“They have been able to open their minds to situations of inequality that they are unaware of because they live a parallel reality in social networks and when they are witnesses they are surprised, affected and moved”, acknowledges Nieves González, professor of Geography and History at the Eusebio Barreto institute of that municipality. The two-day visit to the Senegalese youth center “has been important for them to reflect on how to welcome people who arrive,” adds the teacher. He insists that the children have to understand that the Canary Islands are a traditionally emigrant people to which people from outside such as this group of sub-Saharan Africans now arrive.
The cayuco set sail from San Luis de Senegal on August 23, 2020. It arrived, almost by chance and by a miracle, on the westernmost coast of the archipelago, the coast of Tazacorte, on September 6. Since June 30, 2014, an expedition with emigrants did not appear on La Palma, of about 83,000 inhabitants. Of the 24 crew members, only 12 were able to stay on this island, which only has a Red Cross reception center with this capacity. “They stayed in La Palma in dust, thinking that they would not be able to leave here,” acknowledges councilor González Palmero. “At the beginning, those who went to the center of Las Raíces de Tenerife, a large island with more possibilities of making the leap to the Peninsula, left happier. And look, in the end it was the other way around ”, he says, referring to the experience he had.
“The hardest moment was when we got lost on the way. The happiest, the arrival on land ”, summarizes through a videoconference Khoudoss Diagne, a 26-year-old bricklayer from the Senegalese town of Touba. This student from the workshop tells that, along with other candidates, he traveled to San Luis, where with the help of local fishermen they organized an expedition that they carried out without the intermediation of mafias to which they had to pay any ticket.
“They began to suffer states of madness and fights. Several wanted to jump into the sea … and suddenly they saw it as an island, but they saw it very small “
In the most delicate moments they appeased the clashes that arose on board with the prayers to Allah, explains Aliou Kouyate, 31, from the capital Dakar. He worked as a bricklayer and cabinetmaker, manual jobs that find it increasingly difficult to accommodate in the productive system, he points out, so he could not earn a living. All the interpreters of Touki Bi They are now asylum seekers, although being economic migrants it will be difficult for them to obtain refugee status.
Fran Pedrianes has been completely touched by living with these Senegalese students. “On the seventh or eighth day, following the stars and currents, they caught bad weather and got lost. On the tenth day they ran out of food and water. The thing began to take on drama. They started drinking sea water, ”he says. The collected stories served the teacher to spin the argument. “They began to suffer states of madness and fights. Several wanted to jump into the sea … and suddenly they saw it as an island, but they saw it very small and decided to continue. After a few hours, they saw that something was wrong and decided to turn back, because there was a little gasoline left. That islet was La Palma. If they had continued, they would have died for sure ”.

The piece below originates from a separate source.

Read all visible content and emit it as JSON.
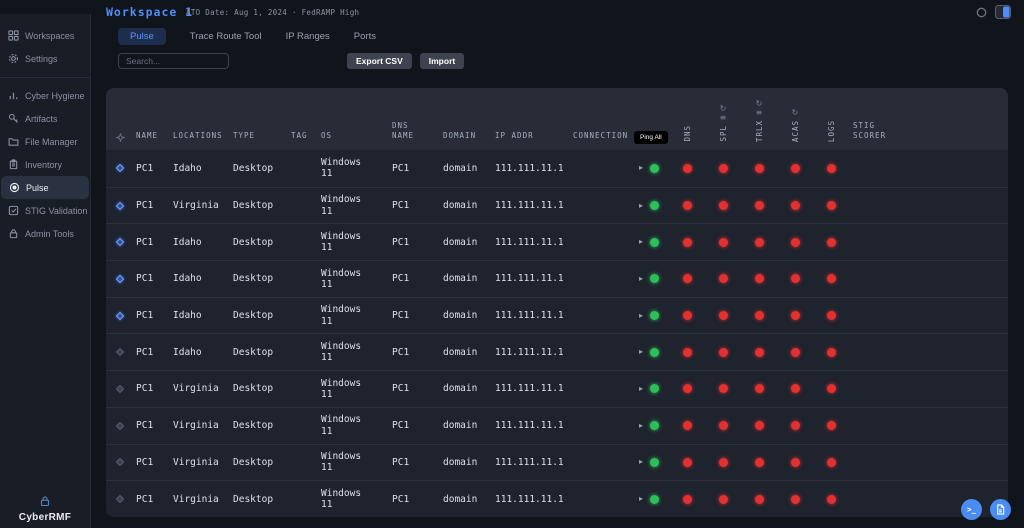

“After the storm comes the calm”, thanks hopefully Aliou Kouyate. He is already thinking, after eight months on La Palma, about his new life on the Peninsula with his colleagues. This Friday they landed in Madrid. In this way, they have won one more battle to fate, but the work Touki Bi it will surely have lost the one of its next representation. Pedrianes finds it difficult for these seven Senegalese to return to the stage to tell their adventure, but he is convinced that both parties have sown and collected thanks to the theater. The Councilor for Culture, Charo González, takes stock with some regret: “Here we are left with the feeling that people have passed by and that we have treated them as such.”